## RECORDS FOR THIS EXERCISE
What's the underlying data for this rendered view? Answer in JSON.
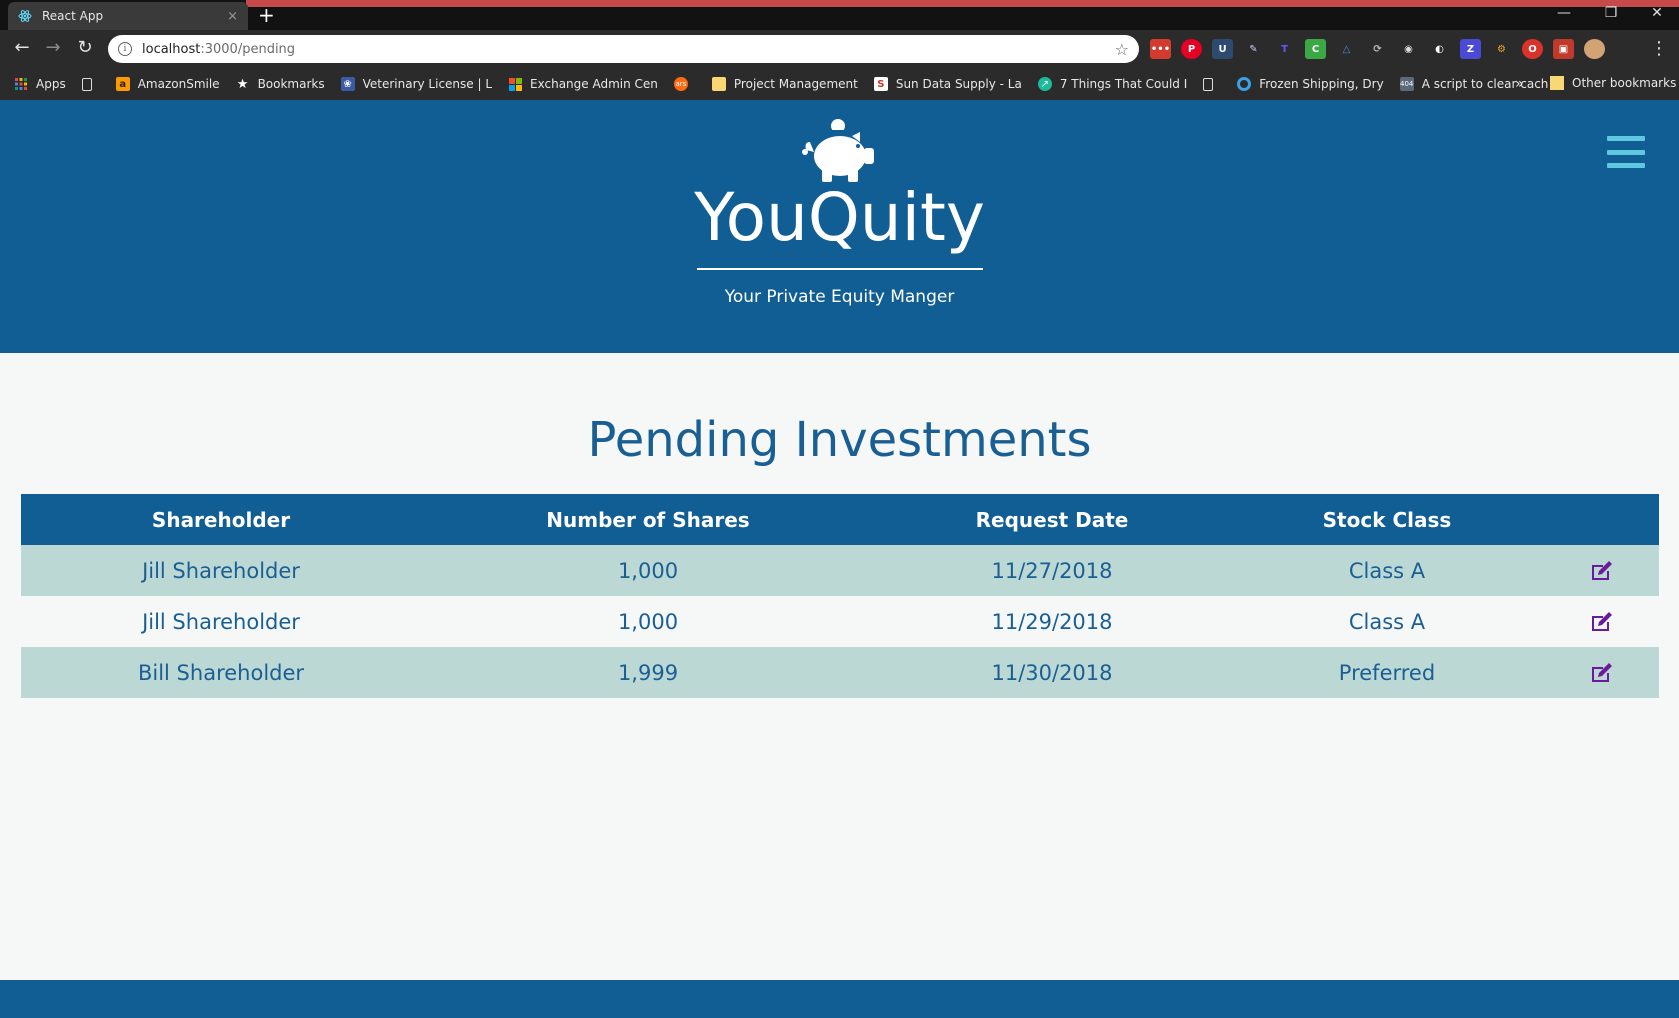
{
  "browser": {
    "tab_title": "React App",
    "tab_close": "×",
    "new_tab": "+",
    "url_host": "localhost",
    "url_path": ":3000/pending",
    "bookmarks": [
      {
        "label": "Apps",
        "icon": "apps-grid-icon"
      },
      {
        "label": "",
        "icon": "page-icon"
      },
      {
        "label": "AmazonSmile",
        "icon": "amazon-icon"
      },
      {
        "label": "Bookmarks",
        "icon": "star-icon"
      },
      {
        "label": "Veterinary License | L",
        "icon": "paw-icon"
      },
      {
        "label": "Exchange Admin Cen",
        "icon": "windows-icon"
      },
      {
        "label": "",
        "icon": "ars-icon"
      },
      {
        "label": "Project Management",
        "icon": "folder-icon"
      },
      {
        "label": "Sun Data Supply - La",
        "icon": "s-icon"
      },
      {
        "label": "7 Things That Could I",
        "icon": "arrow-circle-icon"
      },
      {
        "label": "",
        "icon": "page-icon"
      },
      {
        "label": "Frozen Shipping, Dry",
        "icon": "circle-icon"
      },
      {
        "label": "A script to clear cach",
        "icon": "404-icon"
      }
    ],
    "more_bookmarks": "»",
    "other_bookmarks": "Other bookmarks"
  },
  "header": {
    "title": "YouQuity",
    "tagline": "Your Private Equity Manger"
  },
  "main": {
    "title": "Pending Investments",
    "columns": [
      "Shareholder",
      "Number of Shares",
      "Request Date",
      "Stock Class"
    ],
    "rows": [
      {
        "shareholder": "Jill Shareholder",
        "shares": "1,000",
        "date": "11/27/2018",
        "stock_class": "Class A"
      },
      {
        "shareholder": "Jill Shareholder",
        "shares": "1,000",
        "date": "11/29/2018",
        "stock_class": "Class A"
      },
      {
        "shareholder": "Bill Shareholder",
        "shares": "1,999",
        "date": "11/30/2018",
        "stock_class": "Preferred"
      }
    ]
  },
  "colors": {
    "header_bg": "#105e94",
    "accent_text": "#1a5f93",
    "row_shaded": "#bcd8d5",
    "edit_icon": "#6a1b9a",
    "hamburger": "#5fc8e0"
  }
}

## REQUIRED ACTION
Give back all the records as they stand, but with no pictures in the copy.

## EXERCISE SOLUTION
What's the underlying data for this rendered view? Answer in JSON.
{
  "browser": {
    "tab_title": "React App",
    "tab_close": "×",
    "new_tab": "+",
    "url_host": "localhost",
    "url_path": ":3000/pending",
    "bookmarks": [
      {
        "label": "Apps",
        "icon": "apps-grid-icon"
      },
      {
        "label": "",
        "icon": "page-icon"
      },
      {
        "label": "AmazonSmile",
        "icon": "amazon-icon"
      },
      {
        "label": "Bookmarks",
        "icon": "star-icon"
      },
      {
        "label": "Veterinary License | L",
        "icon": "paw-icon"
      },
      {
        "label": "Exchange Admin Cen",
        "icon": "windows-icon"
      },
      {
        "label": "",
        "icon": "ars-icon"
      },
      {
        "label": "Project Management",
        "icon": "folder-icon"
      },
      {
        "label": "Sun Data Supply - La",
        "icon": "s-icon"
      },
      {
        "label": "7 Things That Could I",
        "icon": "arrow-circle-icon"
      },
      {
        "label": "",
        "icon": "page-icon"
      },
      {
        "label": "Frozen Shipping, Dry",
        "icon": "circle-icon"
      },
      {
        "label": "A script to clear cach",
        "icon": "404-icon"
      }
    ],
    "more_bookmarks": "»",
    "other_bookmarks": "Other bookmarks"
  },
  "header": {
    "title": "YouQuity",
    "tagline": "Your Private Equity Manger"
  },
  "main": {
    "title": "Pending Investments",
    "columns": [
      "Shareholder",
      "Number of Shares",
      "Request Date",
      "Stock Class"
    ],
    "rows": [
      {
        "shareholder": "Jill Shareholder",
        "shares": "1,000",
        "date": "11/27/2018",
        "stock_class": "Class A"
      },
      {
        "shareholder": "Jill Shareholder",
        "shares": "1,000",
        "date": "11/29/2018",
        "stock_class": "Class A"
      },
      {
        "shareholder": "Bill Shareholder",
        "shares": "1,999",
        "date": "11/30/2018",
        "stock_class": "Preferred"
      }
    ]
  },
  "colors": {
    "header_bg": "#105e94",
    "accent_text": "#1a5f93",
    "row_shaded": "#bcd8d5",
    "edit_icon": "#6a1b9a",
    "hamburger": "#5fc8e0"
  }
}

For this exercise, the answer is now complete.